* **Activity**: Needed from the data below: all lines that contain the word "object".

(Beginning of Data for analysis)

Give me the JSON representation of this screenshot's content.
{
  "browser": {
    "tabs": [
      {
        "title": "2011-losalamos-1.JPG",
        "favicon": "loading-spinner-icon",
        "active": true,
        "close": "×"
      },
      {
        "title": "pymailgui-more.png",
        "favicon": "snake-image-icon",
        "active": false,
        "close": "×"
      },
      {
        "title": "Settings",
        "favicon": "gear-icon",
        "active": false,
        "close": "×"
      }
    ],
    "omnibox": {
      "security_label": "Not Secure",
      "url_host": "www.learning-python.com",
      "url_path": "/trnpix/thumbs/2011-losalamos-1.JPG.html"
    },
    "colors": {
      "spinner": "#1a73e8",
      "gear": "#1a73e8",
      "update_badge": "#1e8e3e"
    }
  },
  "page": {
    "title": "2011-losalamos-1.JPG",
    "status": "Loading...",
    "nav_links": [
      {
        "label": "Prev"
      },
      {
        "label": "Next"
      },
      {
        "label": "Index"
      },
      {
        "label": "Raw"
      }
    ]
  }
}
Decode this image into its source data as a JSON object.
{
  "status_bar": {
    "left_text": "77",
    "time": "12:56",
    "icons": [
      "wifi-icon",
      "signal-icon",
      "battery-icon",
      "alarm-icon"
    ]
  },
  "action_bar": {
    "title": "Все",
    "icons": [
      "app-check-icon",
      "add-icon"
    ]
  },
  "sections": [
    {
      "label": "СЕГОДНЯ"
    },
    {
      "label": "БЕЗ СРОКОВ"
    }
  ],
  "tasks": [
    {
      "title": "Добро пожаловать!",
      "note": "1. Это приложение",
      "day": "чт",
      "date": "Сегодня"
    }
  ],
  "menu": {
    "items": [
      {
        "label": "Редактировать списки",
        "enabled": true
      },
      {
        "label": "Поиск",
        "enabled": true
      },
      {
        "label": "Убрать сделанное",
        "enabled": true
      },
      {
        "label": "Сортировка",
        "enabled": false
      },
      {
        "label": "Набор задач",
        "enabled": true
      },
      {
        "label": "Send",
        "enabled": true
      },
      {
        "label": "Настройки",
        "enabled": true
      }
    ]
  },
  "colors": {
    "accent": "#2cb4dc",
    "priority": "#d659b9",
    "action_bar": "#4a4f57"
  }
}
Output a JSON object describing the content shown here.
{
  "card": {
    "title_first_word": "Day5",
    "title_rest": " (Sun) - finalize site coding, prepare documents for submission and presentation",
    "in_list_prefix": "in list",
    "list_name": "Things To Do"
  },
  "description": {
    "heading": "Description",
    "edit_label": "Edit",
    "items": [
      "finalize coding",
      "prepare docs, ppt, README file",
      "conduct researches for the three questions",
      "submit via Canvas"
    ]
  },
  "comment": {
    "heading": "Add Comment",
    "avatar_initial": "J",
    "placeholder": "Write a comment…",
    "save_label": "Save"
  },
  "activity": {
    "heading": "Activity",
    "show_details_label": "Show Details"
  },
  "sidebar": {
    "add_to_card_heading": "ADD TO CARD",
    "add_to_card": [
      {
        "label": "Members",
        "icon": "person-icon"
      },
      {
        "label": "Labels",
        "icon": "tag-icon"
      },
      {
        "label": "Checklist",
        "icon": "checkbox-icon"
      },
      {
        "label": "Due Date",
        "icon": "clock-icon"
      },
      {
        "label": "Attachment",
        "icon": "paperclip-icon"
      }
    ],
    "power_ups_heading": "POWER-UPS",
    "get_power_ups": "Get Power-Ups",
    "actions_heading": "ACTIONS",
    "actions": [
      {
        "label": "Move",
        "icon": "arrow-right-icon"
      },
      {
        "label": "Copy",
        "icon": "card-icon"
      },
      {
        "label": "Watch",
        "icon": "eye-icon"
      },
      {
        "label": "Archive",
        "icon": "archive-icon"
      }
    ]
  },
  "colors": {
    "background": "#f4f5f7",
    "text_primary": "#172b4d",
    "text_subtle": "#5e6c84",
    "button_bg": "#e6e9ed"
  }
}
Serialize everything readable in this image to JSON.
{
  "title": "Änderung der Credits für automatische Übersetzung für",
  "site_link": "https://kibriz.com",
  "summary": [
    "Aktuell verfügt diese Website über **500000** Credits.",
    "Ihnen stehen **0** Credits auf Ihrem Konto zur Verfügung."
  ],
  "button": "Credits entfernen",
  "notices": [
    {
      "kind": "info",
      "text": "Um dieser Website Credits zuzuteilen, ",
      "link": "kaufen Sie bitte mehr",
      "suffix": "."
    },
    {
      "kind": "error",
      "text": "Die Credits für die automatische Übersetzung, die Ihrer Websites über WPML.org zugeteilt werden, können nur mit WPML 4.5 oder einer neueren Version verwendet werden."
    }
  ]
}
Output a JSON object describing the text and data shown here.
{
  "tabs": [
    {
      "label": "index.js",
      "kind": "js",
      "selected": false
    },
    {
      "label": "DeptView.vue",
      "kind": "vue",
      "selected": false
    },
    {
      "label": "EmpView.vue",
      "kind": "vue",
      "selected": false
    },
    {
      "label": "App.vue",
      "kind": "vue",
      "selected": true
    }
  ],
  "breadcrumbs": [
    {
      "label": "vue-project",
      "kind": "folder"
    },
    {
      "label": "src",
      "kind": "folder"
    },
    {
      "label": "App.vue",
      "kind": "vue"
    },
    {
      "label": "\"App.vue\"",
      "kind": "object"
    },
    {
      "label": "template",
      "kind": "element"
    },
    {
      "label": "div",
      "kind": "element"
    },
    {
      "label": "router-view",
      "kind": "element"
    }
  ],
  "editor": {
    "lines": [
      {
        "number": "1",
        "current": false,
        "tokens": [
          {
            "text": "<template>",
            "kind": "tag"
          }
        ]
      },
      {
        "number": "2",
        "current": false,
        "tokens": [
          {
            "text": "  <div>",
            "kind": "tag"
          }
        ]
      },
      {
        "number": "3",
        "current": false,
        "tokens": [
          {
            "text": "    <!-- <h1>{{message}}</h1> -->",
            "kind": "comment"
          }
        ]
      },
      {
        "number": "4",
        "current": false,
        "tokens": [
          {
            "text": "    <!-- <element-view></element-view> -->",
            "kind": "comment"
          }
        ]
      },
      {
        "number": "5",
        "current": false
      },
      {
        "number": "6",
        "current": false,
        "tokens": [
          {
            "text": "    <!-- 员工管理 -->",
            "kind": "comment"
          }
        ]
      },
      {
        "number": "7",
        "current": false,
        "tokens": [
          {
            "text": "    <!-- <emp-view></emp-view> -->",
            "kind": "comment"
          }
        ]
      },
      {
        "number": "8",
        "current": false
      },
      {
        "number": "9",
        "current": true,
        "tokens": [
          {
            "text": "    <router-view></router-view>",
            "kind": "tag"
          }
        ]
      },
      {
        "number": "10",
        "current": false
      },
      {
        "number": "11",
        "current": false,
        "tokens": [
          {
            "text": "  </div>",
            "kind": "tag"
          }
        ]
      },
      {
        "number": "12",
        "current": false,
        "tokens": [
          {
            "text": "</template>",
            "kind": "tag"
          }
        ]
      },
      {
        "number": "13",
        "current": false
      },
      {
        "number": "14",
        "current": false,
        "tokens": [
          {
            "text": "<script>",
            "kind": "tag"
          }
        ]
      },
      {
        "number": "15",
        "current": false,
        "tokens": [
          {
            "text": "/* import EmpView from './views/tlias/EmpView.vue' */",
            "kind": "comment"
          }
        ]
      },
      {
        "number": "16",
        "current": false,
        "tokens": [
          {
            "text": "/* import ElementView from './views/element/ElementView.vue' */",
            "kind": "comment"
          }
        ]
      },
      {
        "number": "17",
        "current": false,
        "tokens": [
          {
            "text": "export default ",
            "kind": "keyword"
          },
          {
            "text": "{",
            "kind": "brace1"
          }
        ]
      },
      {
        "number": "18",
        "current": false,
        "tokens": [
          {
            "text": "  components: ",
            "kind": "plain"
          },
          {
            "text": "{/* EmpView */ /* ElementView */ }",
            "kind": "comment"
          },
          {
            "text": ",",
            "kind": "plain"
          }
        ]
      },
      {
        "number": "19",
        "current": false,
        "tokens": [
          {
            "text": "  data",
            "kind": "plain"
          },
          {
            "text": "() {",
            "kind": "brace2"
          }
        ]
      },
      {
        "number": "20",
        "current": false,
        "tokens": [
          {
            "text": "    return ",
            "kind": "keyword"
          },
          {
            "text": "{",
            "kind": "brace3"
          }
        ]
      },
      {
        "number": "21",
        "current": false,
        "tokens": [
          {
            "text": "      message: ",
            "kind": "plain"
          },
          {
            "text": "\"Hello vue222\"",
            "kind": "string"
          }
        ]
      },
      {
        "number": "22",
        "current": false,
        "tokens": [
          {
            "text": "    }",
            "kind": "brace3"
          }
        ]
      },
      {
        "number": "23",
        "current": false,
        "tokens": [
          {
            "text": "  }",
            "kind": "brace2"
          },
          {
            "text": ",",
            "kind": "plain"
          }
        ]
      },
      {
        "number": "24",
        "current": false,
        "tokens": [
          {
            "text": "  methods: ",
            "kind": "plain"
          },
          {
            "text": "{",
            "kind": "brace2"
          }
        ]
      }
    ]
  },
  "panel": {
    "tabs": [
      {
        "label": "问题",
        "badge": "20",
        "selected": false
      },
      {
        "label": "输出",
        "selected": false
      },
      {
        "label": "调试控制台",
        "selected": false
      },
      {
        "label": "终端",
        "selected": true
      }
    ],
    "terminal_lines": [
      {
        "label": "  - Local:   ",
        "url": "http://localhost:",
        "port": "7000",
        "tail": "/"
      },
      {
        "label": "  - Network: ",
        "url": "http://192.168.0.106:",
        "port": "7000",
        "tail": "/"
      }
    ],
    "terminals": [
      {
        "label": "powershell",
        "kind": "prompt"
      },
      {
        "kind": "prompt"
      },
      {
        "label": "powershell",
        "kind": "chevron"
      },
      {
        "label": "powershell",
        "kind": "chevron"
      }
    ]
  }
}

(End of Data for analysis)

* **Result of the exercise**:
Decode this image into its source data as a JSON object.
Output a JSON object describing the content shown here.
Output a JSON object describing the text and data shown here.
      "kind": "object"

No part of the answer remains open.